You can also leave a legacy to the Province through the General Synod Office for similar use and reasons.

There are also many Christian missionary agencies and other organisations, that your local church may support and you may wish to remember in your Will.

You are not limited in the amount of support you may choose to give, or in the types of gift/legacies you may wish to leave. For example someone who is unsure of the value of their estate could decide to leave cash (pecuniary legacy) as well as a share in their estate’s residue (residuary legacy).

Scottish charities are regulated by Office of the Scottish Charity Regulator (OSCR). It is therefore important that the Scottish Charity Numbers, included on the OSCR Charity Register, for the charities you intend leaving a legacy to be shown in your Will. The appropriate charity number can be found from the OSCR website:

Reducing your Inheritance Tax bill by giving to charity
Any gifts you make to a ‘qualifying’ charity – during your lifetime or in your will – will be exempt from Inheritance Tax.

Guidance can be downloaded below from the HMRC on the reduced rate of Inheritance Tax to estates leaving a ten percent bequest to registered charities.  This is to encourage people to leave part of their estate to charity so where at least 10% of a person’s net estate is left to charity, the rate of tax charged is reduced to 36%.

More information
More information is available to individuals and vestries from the Diocesan offices on how to leave and promote the gifts of legacies to the Church.

The Church of England’s legacy website is helpful if you’re thinking of revising or making a will, wondering how a gift in your will might make a difference to your church, or just interested in finding out more about legacies. http://www.churchlegacy.org.uk/



May 2012

The General Synod of the Scottish Episcopal Church does not accept responsibility for any loss or liability which may arise from reliance on information or expressions of opinion contained in this document.
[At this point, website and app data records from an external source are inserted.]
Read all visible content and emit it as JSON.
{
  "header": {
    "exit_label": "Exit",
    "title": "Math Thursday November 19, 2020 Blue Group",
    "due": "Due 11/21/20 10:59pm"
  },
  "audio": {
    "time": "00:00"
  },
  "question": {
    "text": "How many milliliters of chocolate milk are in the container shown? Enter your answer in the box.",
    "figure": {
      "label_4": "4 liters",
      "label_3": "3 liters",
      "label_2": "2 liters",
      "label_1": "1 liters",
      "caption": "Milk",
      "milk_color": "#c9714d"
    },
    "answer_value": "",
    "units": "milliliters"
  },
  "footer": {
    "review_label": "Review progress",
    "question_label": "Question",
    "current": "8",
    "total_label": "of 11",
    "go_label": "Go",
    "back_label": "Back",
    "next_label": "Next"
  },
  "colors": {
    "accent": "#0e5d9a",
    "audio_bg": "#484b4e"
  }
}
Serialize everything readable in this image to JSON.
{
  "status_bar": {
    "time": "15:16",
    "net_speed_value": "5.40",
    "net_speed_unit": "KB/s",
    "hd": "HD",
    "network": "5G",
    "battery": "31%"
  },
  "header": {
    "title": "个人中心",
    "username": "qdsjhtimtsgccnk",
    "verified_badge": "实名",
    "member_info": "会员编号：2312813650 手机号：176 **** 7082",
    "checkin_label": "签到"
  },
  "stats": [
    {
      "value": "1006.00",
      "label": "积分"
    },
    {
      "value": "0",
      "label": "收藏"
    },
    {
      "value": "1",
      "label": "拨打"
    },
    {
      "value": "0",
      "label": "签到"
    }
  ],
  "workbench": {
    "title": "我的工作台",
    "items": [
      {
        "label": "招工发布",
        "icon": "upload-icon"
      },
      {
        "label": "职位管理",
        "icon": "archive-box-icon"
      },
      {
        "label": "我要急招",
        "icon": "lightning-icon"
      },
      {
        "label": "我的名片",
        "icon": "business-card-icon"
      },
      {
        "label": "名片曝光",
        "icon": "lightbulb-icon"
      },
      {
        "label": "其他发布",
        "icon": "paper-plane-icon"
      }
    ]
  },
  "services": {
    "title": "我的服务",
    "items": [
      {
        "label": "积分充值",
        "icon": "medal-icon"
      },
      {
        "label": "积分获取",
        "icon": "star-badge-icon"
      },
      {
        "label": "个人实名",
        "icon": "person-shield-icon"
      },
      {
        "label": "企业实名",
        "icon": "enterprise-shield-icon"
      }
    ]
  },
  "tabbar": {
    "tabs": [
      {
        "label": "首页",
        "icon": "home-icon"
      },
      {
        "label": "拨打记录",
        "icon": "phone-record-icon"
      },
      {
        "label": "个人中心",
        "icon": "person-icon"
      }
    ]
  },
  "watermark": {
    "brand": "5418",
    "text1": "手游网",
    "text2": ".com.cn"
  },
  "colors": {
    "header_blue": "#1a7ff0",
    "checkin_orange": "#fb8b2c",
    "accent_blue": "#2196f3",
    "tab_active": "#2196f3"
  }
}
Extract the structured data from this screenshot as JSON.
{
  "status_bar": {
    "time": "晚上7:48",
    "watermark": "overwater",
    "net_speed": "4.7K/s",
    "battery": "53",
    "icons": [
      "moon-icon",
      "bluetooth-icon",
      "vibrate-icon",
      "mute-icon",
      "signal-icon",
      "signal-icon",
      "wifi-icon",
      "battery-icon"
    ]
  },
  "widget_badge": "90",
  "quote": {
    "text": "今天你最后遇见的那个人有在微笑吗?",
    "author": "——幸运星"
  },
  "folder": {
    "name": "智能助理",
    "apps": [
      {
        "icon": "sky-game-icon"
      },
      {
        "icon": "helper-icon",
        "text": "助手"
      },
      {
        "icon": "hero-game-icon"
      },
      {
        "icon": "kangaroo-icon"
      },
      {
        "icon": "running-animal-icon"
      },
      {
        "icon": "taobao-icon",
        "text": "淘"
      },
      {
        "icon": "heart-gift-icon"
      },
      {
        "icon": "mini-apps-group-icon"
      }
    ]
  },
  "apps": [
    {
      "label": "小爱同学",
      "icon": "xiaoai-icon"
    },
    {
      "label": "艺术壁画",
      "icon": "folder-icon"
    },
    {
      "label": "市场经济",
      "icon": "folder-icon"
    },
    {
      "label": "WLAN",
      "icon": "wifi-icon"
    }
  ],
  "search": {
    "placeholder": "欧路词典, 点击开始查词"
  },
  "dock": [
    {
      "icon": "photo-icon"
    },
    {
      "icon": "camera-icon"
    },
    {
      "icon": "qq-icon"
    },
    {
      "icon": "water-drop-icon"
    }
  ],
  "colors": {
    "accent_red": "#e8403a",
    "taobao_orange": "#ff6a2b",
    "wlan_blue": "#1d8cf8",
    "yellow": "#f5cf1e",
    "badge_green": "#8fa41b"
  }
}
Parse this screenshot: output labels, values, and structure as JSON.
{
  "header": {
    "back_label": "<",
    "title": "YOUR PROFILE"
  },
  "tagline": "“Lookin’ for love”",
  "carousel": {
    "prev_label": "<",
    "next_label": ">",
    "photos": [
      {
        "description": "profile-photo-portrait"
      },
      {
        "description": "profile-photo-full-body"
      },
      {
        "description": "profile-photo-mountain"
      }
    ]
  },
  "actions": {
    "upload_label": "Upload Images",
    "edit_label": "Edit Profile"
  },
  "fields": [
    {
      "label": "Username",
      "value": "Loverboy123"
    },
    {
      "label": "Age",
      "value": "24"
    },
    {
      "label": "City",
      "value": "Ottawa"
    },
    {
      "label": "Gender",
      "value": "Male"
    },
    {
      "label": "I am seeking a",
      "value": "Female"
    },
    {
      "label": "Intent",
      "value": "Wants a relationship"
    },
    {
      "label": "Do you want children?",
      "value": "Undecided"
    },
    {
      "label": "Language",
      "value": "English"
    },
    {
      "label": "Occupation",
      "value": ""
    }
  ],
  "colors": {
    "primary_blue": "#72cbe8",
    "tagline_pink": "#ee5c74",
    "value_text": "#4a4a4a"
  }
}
General Synod of the Scottish Episcopal Church
Scottish Charity No SC015962